Emon led a team of researchers and education specialists to draft a high school curriculum that asks questions, spurs classroom discussion and raises complex issues surrounding forced marriage. Hypothetical and actual case studies look at some of the fears, such as: “Is my family going to disown me? What’s going to happen to me?”

Working closely with curriculum consultant Allan Hux, a board member of the law school’s Law in Action within Schools program (LAWS), Etemadi spent two years on the project drafting and redrafting the lesson components to ensure compliance with the Ministry of Education. Sarah Pole, LAWS director, piloted the curriculum among teacher and student focus groups, and social work dean Prof. Mishna led a community forum. It kept the curriculum “real”, says Emon.

There are many agencies that do a lot of work on this issue, but everyone has a role. We’re in a good position in law to do this type of project.

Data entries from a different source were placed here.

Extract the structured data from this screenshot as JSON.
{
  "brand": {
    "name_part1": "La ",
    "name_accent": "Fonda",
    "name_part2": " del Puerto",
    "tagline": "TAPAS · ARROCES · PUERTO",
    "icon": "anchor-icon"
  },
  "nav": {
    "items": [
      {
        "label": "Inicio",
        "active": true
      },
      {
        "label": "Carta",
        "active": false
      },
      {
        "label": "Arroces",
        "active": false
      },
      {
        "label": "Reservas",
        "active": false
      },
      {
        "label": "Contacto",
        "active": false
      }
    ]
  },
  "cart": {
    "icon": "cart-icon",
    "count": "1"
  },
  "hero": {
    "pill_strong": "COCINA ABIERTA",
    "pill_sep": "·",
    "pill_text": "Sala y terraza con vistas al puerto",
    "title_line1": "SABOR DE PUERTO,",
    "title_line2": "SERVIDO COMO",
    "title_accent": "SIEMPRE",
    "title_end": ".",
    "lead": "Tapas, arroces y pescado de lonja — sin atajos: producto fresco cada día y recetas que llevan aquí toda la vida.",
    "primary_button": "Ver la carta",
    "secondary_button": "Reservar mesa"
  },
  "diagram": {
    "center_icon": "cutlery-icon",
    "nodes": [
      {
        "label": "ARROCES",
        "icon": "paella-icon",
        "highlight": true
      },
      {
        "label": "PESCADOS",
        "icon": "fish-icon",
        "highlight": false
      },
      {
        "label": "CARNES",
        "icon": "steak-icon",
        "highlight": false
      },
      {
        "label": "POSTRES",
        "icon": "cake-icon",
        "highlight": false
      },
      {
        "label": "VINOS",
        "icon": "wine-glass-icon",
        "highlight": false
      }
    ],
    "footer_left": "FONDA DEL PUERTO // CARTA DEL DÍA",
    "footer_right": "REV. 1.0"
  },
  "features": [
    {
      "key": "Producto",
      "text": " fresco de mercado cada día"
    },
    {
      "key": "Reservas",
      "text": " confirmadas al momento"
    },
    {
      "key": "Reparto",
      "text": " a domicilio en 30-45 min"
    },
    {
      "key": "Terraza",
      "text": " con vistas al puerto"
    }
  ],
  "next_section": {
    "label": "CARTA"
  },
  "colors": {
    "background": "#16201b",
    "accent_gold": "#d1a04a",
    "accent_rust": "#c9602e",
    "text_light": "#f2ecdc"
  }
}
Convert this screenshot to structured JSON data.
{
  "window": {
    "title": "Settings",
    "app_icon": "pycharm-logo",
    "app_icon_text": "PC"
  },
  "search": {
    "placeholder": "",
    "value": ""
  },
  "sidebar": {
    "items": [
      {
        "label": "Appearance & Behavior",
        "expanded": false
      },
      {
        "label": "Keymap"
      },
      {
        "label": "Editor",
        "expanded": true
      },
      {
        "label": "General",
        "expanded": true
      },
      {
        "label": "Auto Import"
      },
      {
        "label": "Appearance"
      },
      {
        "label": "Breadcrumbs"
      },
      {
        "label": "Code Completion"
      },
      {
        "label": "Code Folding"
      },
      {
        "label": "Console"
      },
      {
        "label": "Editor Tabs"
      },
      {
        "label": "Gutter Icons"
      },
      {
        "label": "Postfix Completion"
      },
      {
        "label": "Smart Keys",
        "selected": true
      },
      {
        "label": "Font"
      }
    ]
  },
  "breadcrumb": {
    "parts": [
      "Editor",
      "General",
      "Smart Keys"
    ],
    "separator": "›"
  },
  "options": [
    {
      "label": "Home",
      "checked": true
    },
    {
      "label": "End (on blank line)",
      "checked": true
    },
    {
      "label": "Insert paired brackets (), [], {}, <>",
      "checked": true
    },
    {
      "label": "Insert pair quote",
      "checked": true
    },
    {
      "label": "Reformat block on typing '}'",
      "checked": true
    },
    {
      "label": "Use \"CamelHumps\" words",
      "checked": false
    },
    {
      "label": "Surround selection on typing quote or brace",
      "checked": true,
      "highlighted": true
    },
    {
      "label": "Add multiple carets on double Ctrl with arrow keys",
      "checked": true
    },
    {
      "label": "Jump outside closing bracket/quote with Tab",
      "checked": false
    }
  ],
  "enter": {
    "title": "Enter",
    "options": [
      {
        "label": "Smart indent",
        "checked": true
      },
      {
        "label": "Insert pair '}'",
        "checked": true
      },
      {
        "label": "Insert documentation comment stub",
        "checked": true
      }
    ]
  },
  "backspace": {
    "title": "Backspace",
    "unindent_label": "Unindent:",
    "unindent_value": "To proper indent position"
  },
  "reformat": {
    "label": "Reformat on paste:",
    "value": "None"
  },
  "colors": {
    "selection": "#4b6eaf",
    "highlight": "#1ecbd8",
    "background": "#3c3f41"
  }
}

“It has been important to us that we make a curriculum that not only works for teachers, but that also speaks to the on-the-ground realities faced by front-line workers across the GTA and elsewhere,” Emon explains. “Persia’s commitment to both law and social work made her especially qualified to do this sort of work, engage these different stakeholders, and bring this project to completion.”

Youth Agency and the Culture of Law is now available in English and French for classroom use. It can be downloaded from various websites, such as Ontario Justice Education Network, SALCO and the Factor-Inwentash Faculty of Social Work, with full lesson plans as a toolkit for teachers. Frontline workers at community agencies can also get modified versions in Arabic, Punjabi and Urdu.

The legal concepts of guardianship, minimum marriage age and age of majority are included, as are case studies, to develop and encourage the teens’ critical thinking around the law and what it suggests about the capacity of young people to make legal decisions. Etemadi, whose interests in social justice and policy led her to pursue the joint law-social work degree, says the curriculum is aimed at senior high school civics, law and family studies courses, and those examining equity and global issues.

“It’s about youth agency and civic responsibility in a Canadian context. The goal is to engage students on how the law understands youth and treats them differently,” Etemadi explains. “It’s a tool that can be used by all young people, even if to give youth a broad understanding of the law, and how relevant it is to their lives.”

Etemadi is optimistic the curriculum can have an impact. “It’s a small piece. There are many agencies that do a lot of work on this issue, but everyone has a role. We’re in a good position in law to do this type of project.” 

Emon calls Etemadi ‘the heart and soul’ of the initiative. “She brought to this project a real commitment to education and service.”

Read the in-depth feature story, coming up in the Spring/Summer 2015 issue of Nexus